/---

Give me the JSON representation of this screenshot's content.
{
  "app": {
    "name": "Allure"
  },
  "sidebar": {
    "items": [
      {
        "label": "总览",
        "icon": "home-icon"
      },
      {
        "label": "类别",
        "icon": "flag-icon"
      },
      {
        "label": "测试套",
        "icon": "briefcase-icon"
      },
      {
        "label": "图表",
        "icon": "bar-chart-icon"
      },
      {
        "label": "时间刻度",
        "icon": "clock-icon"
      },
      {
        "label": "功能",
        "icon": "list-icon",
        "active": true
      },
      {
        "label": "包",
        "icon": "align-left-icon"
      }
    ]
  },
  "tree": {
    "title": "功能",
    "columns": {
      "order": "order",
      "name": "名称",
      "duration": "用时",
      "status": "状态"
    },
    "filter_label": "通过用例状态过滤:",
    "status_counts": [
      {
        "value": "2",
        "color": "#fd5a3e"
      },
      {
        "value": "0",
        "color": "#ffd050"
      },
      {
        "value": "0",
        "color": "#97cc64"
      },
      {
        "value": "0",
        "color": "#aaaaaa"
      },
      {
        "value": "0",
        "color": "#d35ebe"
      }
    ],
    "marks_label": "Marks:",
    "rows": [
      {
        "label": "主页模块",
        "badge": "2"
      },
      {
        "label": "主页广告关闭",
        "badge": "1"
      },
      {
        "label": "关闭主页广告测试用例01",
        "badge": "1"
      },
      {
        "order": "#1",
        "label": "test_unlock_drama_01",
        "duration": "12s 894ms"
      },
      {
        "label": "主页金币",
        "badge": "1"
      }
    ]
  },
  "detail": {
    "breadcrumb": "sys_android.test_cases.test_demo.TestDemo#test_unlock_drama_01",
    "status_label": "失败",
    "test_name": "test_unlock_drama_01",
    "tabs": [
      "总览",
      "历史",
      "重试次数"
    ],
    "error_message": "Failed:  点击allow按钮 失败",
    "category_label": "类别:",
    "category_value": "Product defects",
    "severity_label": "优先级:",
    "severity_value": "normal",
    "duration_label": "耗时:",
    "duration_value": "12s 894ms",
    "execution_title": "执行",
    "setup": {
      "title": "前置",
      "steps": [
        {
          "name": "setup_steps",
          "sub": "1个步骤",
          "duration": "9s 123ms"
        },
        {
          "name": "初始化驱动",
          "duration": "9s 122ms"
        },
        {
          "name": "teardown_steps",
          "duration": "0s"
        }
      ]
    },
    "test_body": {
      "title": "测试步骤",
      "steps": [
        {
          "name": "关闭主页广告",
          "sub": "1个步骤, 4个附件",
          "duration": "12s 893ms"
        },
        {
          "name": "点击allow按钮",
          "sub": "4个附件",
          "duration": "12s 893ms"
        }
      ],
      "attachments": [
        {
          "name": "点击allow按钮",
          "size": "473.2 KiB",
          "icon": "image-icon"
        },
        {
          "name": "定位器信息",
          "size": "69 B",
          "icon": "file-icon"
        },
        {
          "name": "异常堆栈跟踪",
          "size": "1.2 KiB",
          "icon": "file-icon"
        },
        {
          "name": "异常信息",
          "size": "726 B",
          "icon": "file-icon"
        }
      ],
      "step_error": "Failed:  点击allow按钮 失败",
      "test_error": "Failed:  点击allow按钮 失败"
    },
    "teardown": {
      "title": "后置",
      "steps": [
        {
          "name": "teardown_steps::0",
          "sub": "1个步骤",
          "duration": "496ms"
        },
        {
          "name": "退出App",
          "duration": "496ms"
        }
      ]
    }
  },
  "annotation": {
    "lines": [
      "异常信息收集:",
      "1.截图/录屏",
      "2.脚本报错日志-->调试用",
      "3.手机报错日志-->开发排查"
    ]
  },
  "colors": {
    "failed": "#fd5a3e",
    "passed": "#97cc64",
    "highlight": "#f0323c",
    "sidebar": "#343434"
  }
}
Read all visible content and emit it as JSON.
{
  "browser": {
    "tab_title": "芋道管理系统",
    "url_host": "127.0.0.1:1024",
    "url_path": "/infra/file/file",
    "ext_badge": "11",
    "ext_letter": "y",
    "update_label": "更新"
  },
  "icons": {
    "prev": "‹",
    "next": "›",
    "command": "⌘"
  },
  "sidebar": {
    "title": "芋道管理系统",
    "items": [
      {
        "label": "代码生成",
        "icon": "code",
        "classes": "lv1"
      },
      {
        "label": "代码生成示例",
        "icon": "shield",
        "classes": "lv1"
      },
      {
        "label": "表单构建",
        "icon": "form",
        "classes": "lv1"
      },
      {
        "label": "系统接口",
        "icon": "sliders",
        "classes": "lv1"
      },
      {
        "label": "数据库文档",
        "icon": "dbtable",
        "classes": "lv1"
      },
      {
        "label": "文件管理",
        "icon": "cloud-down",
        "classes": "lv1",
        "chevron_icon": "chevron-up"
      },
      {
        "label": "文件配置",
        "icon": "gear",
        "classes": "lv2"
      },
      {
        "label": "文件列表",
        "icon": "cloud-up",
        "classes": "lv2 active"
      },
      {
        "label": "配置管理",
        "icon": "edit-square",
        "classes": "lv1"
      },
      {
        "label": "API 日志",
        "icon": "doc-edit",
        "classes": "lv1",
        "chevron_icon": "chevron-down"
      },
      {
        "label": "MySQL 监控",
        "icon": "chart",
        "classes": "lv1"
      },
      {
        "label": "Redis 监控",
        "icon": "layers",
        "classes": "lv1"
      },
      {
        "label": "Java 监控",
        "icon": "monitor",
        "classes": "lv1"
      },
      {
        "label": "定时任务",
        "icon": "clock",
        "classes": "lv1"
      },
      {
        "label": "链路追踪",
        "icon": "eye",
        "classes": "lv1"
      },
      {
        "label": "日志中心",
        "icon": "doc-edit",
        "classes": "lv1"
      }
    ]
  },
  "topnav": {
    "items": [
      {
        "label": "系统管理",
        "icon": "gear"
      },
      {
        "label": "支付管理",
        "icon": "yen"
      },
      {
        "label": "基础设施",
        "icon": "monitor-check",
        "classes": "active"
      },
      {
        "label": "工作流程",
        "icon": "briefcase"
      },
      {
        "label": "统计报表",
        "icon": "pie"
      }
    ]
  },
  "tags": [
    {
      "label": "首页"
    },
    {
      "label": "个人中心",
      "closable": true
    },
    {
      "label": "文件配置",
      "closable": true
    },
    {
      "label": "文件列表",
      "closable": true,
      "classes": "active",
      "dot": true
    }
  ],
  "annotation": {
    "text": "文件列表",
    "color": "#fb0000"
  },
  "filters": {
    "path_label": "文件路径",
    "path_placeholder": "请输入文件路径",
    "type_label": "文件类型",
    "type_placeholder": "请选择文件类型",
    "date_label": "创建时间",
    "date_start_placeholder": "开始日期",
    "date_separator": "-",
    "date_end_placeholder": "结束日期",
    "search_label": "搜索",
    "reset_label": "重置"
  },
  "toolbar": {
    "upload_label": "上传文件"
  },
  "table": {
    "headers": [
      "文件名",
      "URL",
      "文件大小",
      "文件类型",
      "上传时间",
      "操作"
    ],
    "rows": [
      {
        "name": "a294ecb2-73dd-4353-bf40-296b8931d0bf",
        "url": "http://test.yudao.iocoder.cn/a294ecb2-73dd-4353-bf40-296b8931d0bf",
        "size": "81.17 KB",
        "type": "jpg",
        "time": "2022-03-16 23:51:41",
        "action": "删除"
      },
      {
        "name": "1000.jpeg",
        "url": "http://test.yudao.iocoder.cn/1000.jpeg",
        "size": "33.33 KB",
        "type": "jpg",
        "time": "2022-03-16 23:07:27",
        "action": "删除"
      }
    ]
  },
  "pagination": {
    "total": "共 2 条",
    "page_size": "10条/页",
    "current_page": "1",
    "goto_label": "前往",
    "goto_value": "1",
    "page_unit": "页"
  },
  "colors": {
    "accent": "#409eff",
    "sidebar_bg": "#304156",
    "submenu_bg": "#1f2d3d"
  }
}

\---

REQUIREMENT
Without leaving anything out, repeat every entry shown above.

WRITTEN RESPONSE
Give me the JSON representation of this screenshot's content.
{
  "app": {
    "name": "Allure"
  },
  "sidebar": {
    "items": [
      {
        "label": "总览",
        "icon": "home-icon"
      },
      {
        "label": "类别",
        "icon": "flag-icon"
      },
      {
        "label": "测试套",
        "icon": "briefcase-icon"
      },
      {
        "label": "图表",
        "icon": "bar-chart-icon"
      },
      {
        "label": "时间刻度",
        "icon": "clock-icon"
      },
      {
        "label": "功能",
        "icon": "list-icon",
        "active": true
      },
      {
        "label": "包",
        "icon": "align-left-icon"
      }
    ]
  },
  "tree": {
    "title": "功能",
    "columns": {
      "order": "order",
      "name": "名称",
      "duration": "用时",
      "status": "状态"
    },
    "filter_label": "通过用例状态过滤:",
    "status_counts": [
      {
        "value": "2",
        "color": "#fd5a3e"
      },
      {
        "value": "0",
        "color": "#ffd050"
      },
      {
        "value": "0",
        "color": "#97cc64"
      },
      {
        "value": "0",
        "color": "#aaaaaa"
      },
      {
        "value": "0",
        "color": "#d35ebe"
      }
    ],
    "marks_label": "Marks:",
    "rows": [
      {
        "label": "主页模块",
        "badge": "2"
      },
      {
        "label": "主页广告关闭",
        "badge": "1"
      },
      {
        "label": "关闭主页广告测试用例01",
        "badge": "1"
      },
      {
        "order": "#1",
        "label": "test_unlock_drama_01",
        "duration": "12s 894ms"
      },
      {
        "label": "主页金币",
        "badge": "1"
      }
    ]
  },
  "detail": {
    "breadcrumb": "sys_android.test_cases.test_demo.TestDemo#test_unlock_drama_01",
    "status_label": "失败",
    "test_name": "test_unlock_drama_01",
    "tabs": [
      "总览",
      "历史",
      "重试次数"
    ],
    "error_message": "Failed:  点击allow按钮 失败",
    "category_label": "类别:",
    "category_value": "Product defects",
    "severity_label": "优先级:",
    "severity_value": "normal",
    "duration_label": "耗时:",
    "duration_value": "12s 894ms",
    "execution_title": "执行",
    "setup": {
      "title": "前置",
      "steps": [
        {
          "name": "setup_steps",
          "sub": "1个步骤",
          "duration": "9s 123ms"
        },
        {
          "name": "初始化驱动",
          "duration": "9s 122ms"
        },
        {
          "name": "teardown_steps",
          "duration": "0s"
        }
      ]
    },
    "test_body": {
      "title": "测试步骤",
      "steps": [
        {
          "name": "关闭主页广告",
          "sub": "1个步骤, 4个附件",
          "duration": "12s 893ms"
        },
        {
          "name": "点击allow按钮",
          "sub": "4个附件",
          "duration": "12s 893ms"
        }
      ],
      "attachments": [
        {
          "name": "点击allow按钮",
          "size": "473.2 KiB",
          "icon": "image-icon"
        },
        {
          "name": "定位器信息",
          "size": "69 B",
          "icon": "file-icon"
        },
        {
          "name": "异常堆栈跟踪",
          "size": "1.2 KiB",
          "icon": "file-icon"
        },
        {
          "name": "异常信息",
          "size": "726 B",
          "icon": "file-icon"
        }
      ],
      "step_error": "Failed:  点击allow按钮 失败",
      "test_error": "Failed:  点击allow按钮 失败"
    },
    "teardown": {
      "title": "后置",
      "steps": [
        {
          "name": "teardown_steps::0",
          "sub": "1个步骤",
          "duration": "496ms"
        },
        {
          "name": "退出App",
          "duration": "496ms"
        }
      ]
    }
  },
  "annotation": {
    "lines": [
      "异常信息收集:",
      "1.截图/录屏",
      "2.脚本报错日志-->调试用",
      "3.手机报错日志-->开发排查"
    ]
  },
  "colors": {
    "failed": "#fd5a3e",
    "passed": "#97cc64",
    "highlight": "#f0323c",
    "sidebar": "#343434"
  }
}
Read all visible content and emit it as JSON.
{
  "browser": {
    "tab_title": "芋道管理系统",
    "url_host": "127.0.0.1:1024",
    "url_path": "/infra/file/file",
    "ext_badge": "11",
    "ext_letter": "y",
    "update_label": "更新"
  },
  "icons": {
    "prev": "‹",
    "next": "›",
    "command": "⌘"
  },
  "sidebar": {
    "title": "芋道管理系统",
    "items": [
      {
        "label": "代码生成",
        "icon": "code",
        "classes": "lv1"
      },
      {
        "label": "代码生成示例",
        "icon": "shield",
        "classes": "lv1"
      },
      {
        "label": "表单构建",
        "icon": "form",
        "classes": "lv1"
      },
      {
        "label": "系统接口",
        "icon": "sliders",
        "classes": "lv1"
      },
      {
        "label": "数据库文档",
        "icon": "dbtable",
        "classes": "lv1"
      },
      {
        "label": "文件管理",
        "icon": "cloud-down",
        "classes": "lv1",
        "chevron_icon": "chevron-up"
      },
      {
        "label": "文件配置",
        "icon": "gear",
        "classes": "lv2"
      },
      {
        "label": "文件列表",
        "icon": "cloud-up",
        "classes": "lv2 active"
      },
      {
        "label": "配置管理",
        "icon": "edit-square",
        "classes": "lv1"
      },
      {
        "label": "API 日志",
        "icon": "doc-edit",
        "classes": "lv1",
        "chevron_icon": "chevron-down"
      },
      {
        "label": "MySQL 监控",
        "icon": "chart",
        "classes": "lv1"
      },
      {
        "label": "Redis 监控",
        "icon": "layers",
        "classes": "lv1"
      },
      {
        "label": "Java 监控",
        "icon": "monitor",
        "classes": "lv1"
      },
      {
        "label": "定时任务",
        "icon": "clock",
        "classes": "lv1"
      },
      {
        "label": "链路追踪",
        "icon": "eye",
        "classes": "lv1"
      },
      {
        "label": "日志中心",
        "icon": "doc-edit",
        "classes": "lv1"
      }
    ]
  },
  "topnav": {
    "items": [
      {
        "label": "系统管理",
        "icon": "gear"
      },
      {
        "label": "支付管理",
        "icon": "yen"
      },
      {
        "label": "基础设施",
        "icon": "monitor-check",
        "classes": "active"
      },
      {
        "label": "工作流程",
        "icon": "briefcase"
      },
      {
        "label": "统计报表",
        "icon": "pie"
      }
    ]
  },
  "tags": [
    {
      "label": "首页"
    },
    {
      "label": "个人中心",
      "closable": true
    },
    {
      "label": "文件配置",
      "closable": true
    },
    {
      "label": "文件列表",
      "closable": true,
      "classes": "active",
      "dot": true
    }
  ],
  "annotation": {
    "text": "文件列表",
    "color": "#fb0000"
  },
  "filters": {
    "path_label": "文件路径",
    "path_placeholder": "请输入文件路径",
    "type_label": "文件类型",
    "type_placeholder": "请选择文件类型",
    "date_label": "创建时间",
    "date_start_placeholder": "开始日期",
    "date_separator": "-",
    "date_end_placeholder": "结束日期",
    "search_label": "搜索",
    "reset_label": "重置"
  },
  "toolbar": {
    "upload_label": "上传文件"
  },
  "table": {
    "headers": [
      "文件名",
      "URL",
      "文件大小",
      "文件类型",
      "上传时间",
      "操作"
    ],
    "rows": [
      {
        "name": "a294ecb2-73dd-4353-bf40-296b8931d0bf",
        "url": "http://test.yudao.iocoder.cn/a294ecb2-73dd-4353-bf40-296b8931d0bf",
        "size": "81.17 KB",
        "type": "jpg",
        "time": "2022-03-16 23:51:41",
        "action": "删除"
      },
      {
        "name": "1000.jpeg",
        "url": "http://test.yudao.iocoder.cn/1000.jpeg",
        "size": "33.33 KB",
        "type": "jpg",
        "time": "2022-03-16 23:07:27",
        "action": "删除"
      }
    ]
  },
  "pagination": {
    "total": "共 2 条",
    "page_size": "10条/页",
    "current_page": "1",
    "goto_label": "前往",
    "goto_value": "1",
    "page_unit": "页"
  },
  "colors": {
    "accent": "#409eff",
    "sidebar_bg": "#304156",
    "submenu_bg": "#1f2d3d"
  }
}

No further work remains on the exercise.